Melchiondo cultivates unique and virtuosic songs from lowbrow songwriting fodder on The Deaner Album, with the occasional screwball novelty thrown in to lighten the tone when it borders on apoplectic. The album also cools off during its instrumental numbers, which often tap into Melchiondo’s fondness for classic rock and funk, influences that are evident elsewhere: The lyrics-lite “Bums” closes with a jam that mirrors elements of Led Zeppelin’s “Whole Lotta Love,” and an emphasis on funk saturates lead single “Mercedes Benz.” But more often than not, Melchiondo goes full throttle, offering up his gruff voice, churlish lyrics, and hyperactive guitar in ferociously top form.
The Deaner Album possesses the swagger of an artist in full command of his craft.
Melchiondo’s irascible, honey-badger sensibilities are most fully realized on “Bundle of Joy,” as he boasts of being a “rock n’ roll god” who’ll shamelessly “masturbate in the fitting room” or spend his “last 20 dollars on a freebase hit.” A less cocksure tone bubbles up on one of the album’s heaviest tracks, “Charlie Brown,” a catchy anthem about disenchantment that sounds less mocking than many of the other cuts here. Throughout The Deaner Album, Melchiondo throws barbs at both general archetypes and specific targets. Type A fitness enthusiasts who run 20 miles a day or dominate the workout room at the Motel 6 draw his ire on the snarky “Exercise Man,” but he’s considerably less funny when threatening an unfaithful lover with a shotgun on “Tammy.”
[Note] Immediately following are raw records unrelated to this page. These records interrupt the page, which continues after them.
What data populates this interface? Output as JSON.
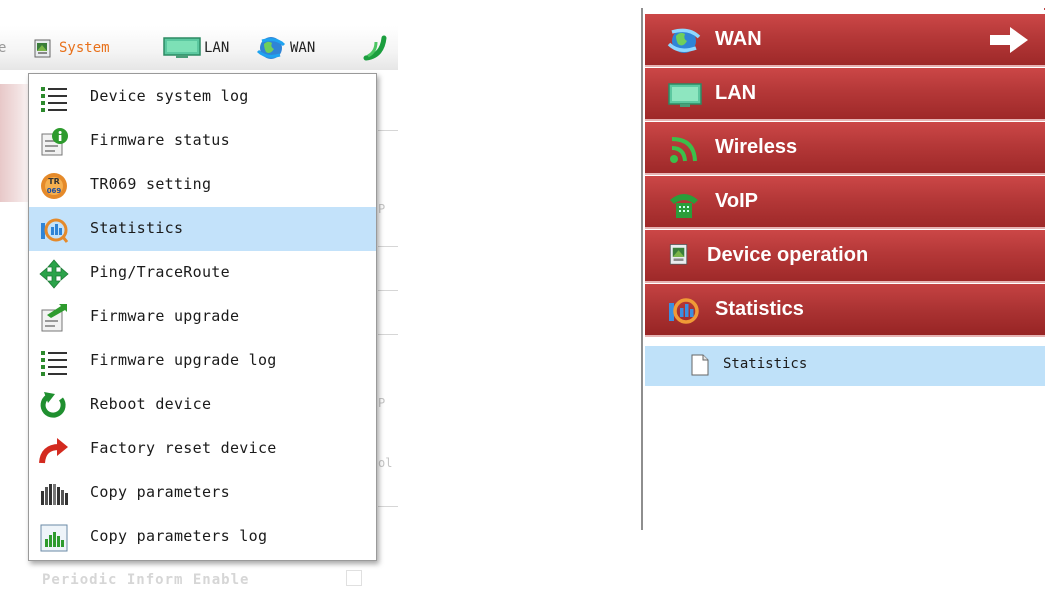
{
  "toolbar": {
    "partial_item": "e",
    "items": [
      {
        "label": "System",
        "icon": "device-operation-icon",
        "active": true
      },
      {
        "label": "LAN",
        "icon": "monitor-icon",
        "active": false
      },
      {
        "label": "WAN",
        "icon": "globe-icon",
        "active": false
      }
    ]
  },
  "system_menu": {
    "items": [
      {
        "label": "Device system log",
        "icon": "list-icon",
        "selected": false
      },
      {
        "label": "Firmware status",
        "icon": "info-document-icon",
        "selected": false
      },
      {
        "label": "TR069 setting",
        "icon": "tr069-gear-icon",
        "selected": false
      },
      {
        "label": "Statistics",
        "icon": "statistics-icon",
        "selected": true
      },
      {
        "label": "Ping/TraceRoute",
        "icon": "four-way-arrows-icon",
        "selected": false
      },
      {
        "label": "Firmware upgrade",
        "icon": "upgrade-document-icon",
        "selected": false
      },
      {
        "label": "Firmware upgrade log",
        "icon": "list-icon",
        "selected": false
      },
      {
        "label": "Reboot device",
        "icon": "reboot-arrow-icon",
        "selected": false
      },
      {
        "label": "Factory reset device",
        "icon": "reset-arrow-icon",
        "selected": false
      },
      {
        "label": "Copy parameters",
        "icon": "copy-bars-icon",
        "selected": false
      },
      {
        "label": "Copy parameters log",
        "icon": "copy-log-icon",
        "selected": false
      }
    ]
  },
  "background": {
    "bottom_text": "Periodic Inform Enable"
  },
  "sidebar": {
    "items": [
      {
        "label": "WAN",
        "icon": "globe-icon",
        "has_arrow": true
      },
      {
        "label": "LAN",
        "icon": "monitor-icon",
        "has_arrow": false
      },
      {
        "label": "Wireless",
        "icon": "wireless-icon",
        "has_arrow": false
      },
      {
        "label": "VoIP",
        "icon": "phone-icon",
        "has_arrow": false
      },
      {
        "label": "Device operation",
        "icon": "device-operation-icon",
        "has_arrow": false
      },
      {
        "label": "Statistics",
        "icon": "statistics-icon",
        "has_arrow": false
      }
    ],
    "sub_item": {
      "label": "Statistics",
      "icon": "document-icon",
      "selected": true
    }
  },
  "colors": {
    "menu_active": "#e8711b",
    "selection": "#c3e2fa",
    "sidebar_red": "#b53838"
  }
}
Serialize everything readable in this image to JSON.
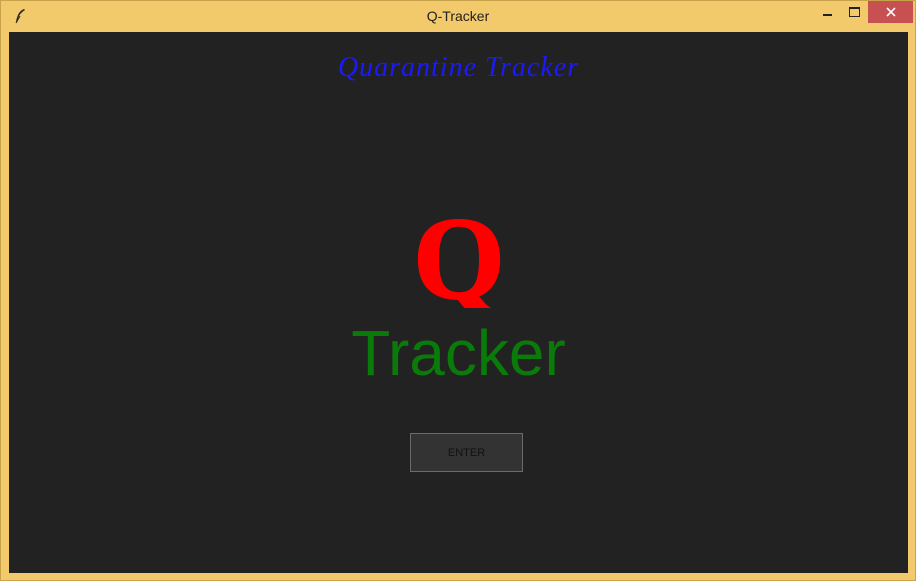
{
  "window": {
    "title": "Q-Tracker",
    "icon": "feather-icon",
    "controls": [
      "minimize-icon",
      "maximize-icon",
      "close-icon"
    ]
  },
  "main": {
    "heading": "Quarantine Tracker",
    "logo_letter": "Q",
    "logo_word": "Tracker",
    "enter_label": "ENTER"
  },
  "colors": {
    "titlebar": "#f2c96b",
    "background": "#222222",
    "heading": "#1a1aff",
    "logo_letter": "#ff0000",
    "logo_word": "#0a7a0a",
    "close_button": "#c75050"
  }
}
Ween’s most memorable songs have often been their most indefinably bizarre. Here, that eccentricity comes in the form of “Gum,” which is built on the plinking of a toy glockenspiel, as Melchiondo uses a toddler-like cadence to dimly sing that he likes McDonald’s and his mom. While it doesn’t have the same infectious, childlike quality as Ween classics like “Spinal Meningitis (Got Me Down),” the end result is no less enjoyably strange and unsettling.
Ween may have reunited and hit the festival circuit in 2016, but The Deaner Album proves that Melchiondo’s solo work is far from mere diversion. Given his own space and the opportunity to unilaterally call the shots, the singer and songwriter has shown he’s much more than one-half of an oddball brotherhood. His technical skill and workmanlike approach to grimy, delightfully vulgar subject matter is on full display here.